Protecting from infection

First, protect the burn by keeping it covered with a nonstick, sterile bandage. Keeping the burn covered with a bandage will prevent it from drying out and will also help prevent infection. If you can, apply a moisturizing lotion with aloe vera to the area. You should also avoid using ice or cold water to the burn. If the burn is serious, you should visit a burn clinic or hospital for treatment. Then, make sure to remove any jewelry or tight clothing that might be irritating the area. You can also apply antibiotic ointment to the area as needed.

If you cannot remove the bandage, use a clean cloth instead. If the bandage gets stuck to the burn, clean it off with warm water. You can also use a nonstick dressing. It is best to wrap the wound loosely; if it is too tight, it can lead to infection.

It is also important to keep the burn clean. Blisters may form under the dressing, which can be uncomfortable for some people. However, these are easy to pop with warm water and a mild soap. Also, it is important to protect the burn from direct sunlight. Applying sunscreen with SPF 30 or higher will prevent scarring.

To protect from infection, apply ointments with bacitracin. These are effective in protecting against gram-negative bacteria. However, you should be careful not to overdose yourself on these antibiotics, as they may cause leucopenia.

First-degree and second-degree burns can heal at home. However, if the burn is severe enough, you may need to visit a doctor for skin graft surgery. Depending on the severity of the burn, the wound can take months or years to heal. The skin might change color, but it should not leave visible scarring.

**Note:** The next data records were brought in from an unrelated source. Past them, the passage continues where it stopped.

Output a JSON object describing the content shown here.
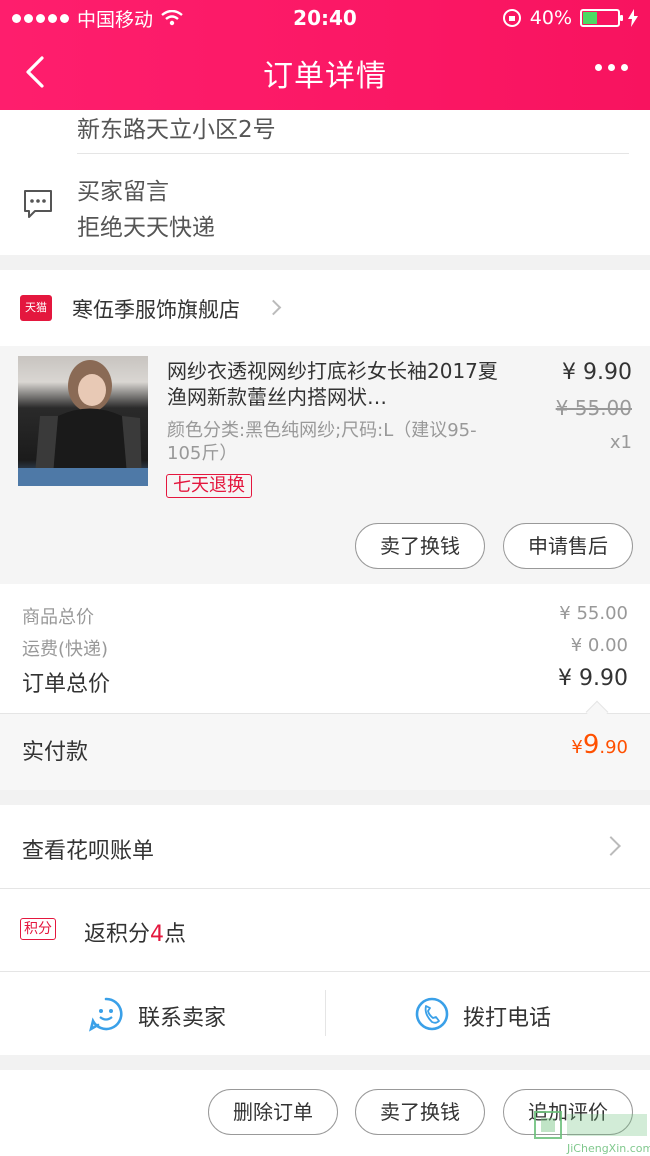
{
  "status_bar": {
    "carrier": "中国移动",
    "time": "20:40",
    "battery": "40%",
    "battery_level": 0.4
  },
  "nav": {
    "title": "订单详情"
  },
  "address": {
    "line": "新东路天立小区2号"
  },
  "buyer_message": {
    "title": "买家留言",
    "text": "拒绝天天快递"
  },
  "shop": {
    "badge": "天猫",
    "name": "寒伍季服饰旗舰店"
  },
  "product": {
    "title": "网纱衣透视网纱打底衫女长袖2017夏渔网新款蕾丝内搭网状…",
    "spec": "颜色分类:黑色纯网纱;尺码:L（建议95-105斤）",
    "badge": "七天退换",
    "price": "¥ 9.90",
    "original_price": "¥ 55.00",
    "quantity": "x1"
  },
  "product_actions": {
    "sell": "卖了换钱",
    "after_sale": "申请售后"
  },
  "summary": {
    "goods_total_label": "商品总价",
    "goods_total": "¥ 55.00",
    "shipping_label": "运费(快递)",
    "shipping": "¥ 0.00",
    "order_total_label": "订单总价",
    "order_total": "¥ 9.90",
    "paid_label": "实付款",
    "paid_currency": "¥",
    "paid_int": "9",
    "paid_dec": ".90"
  },
  "huabei": {
    "label": "查看花呗账单"
  },
  "points": {
    "badge": "积分",
    "prefix": "返积分",
    "value": "4",
    "suffix": "点"
  },
  "contact": {
    "seller": "联系卖家",
    "phone": "拨打电话"
  },
  "bottom_actions": {
    "delete": "删除订单",
    "sell": "卖了换钱",
    "review": "追加评价"
  },
  "watermark": {
    "text": "JiChengXin.com"
  },
  "colors": {
    "brand": "#fe1e6d",
    "accent_orange": "#ff5000",
    "tmall_red": "#e4173e",
    "icon_blue": "#3aa0e8"
  }
}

After the burn is treated, it may be necessary to apply ointment and/or dressings to keep it clean and soothed. To apply dressings, you can use a moisturizing dressing or antibiotic ointment. However, it’s best to avoid using ice or butter because they may cause further damage and may lead to an infection.

Home treatment

Whenever possible, run cool water over the affected area to relieve the pain and prevent further injury. The water also helps to prevent the development of an infection, which could compromise the healing process. After the burn has cooled down, wash it thoroughly with a mild antibacterial soap. Avoid scratching or rubbing the affected area, as this can cause the skin to tear.

Burns can be painful and can be accompanied by redness and peeling skin. Fortunately, most first-degree burns will heal on their own within a week or two and leave no scarring. In severe cases, however, a physician should be consulted.

If you are unable to get to a medical facility, you can try home treatment for first and second-degree burns with closed blisters. These are the easiest to treat and do not require any special medications. Applying cold, wet compresses will also help relieve the pain. You can also apply petroleum jelly to the affected area to reduce swelling. However, you should avoid the use of ointments, butter, and toothpaste as these can cause infection. In addition, do not use any topical antibiotics.

After the skin has healed, it is important to moisturize the affected area. This will prevent the formation of new blisters, reduce the itching, and make movement easier. Lotions in bottles are better for this purpose because they have a higher water content, which makes them easier to apply. Lotions in jars and tubes are thicker and require more time to massage into the skin.

Always wash your hands before treating a burn. Always avoid breaking blisters. The burn will heal in a week or so. Nevertheless, it’s important to consult a doctor if the blisters are broken. If the blisters have broken, you should wrap the burn in a bandage with a non-stick substance. If the wound is too large or has become infected, you should go to a medical facility immediately.

If you do not seek medical care right away, your burn could develop into a second or third-degree burn. In most cases, first and second-degree burns heal on their own within a week, but if you’re experiencing pain for more than two or three days, you should contact a medical professional. If the burn is minor, you can try home treatments to reduce the pain and inflammation.

Chelsea Glover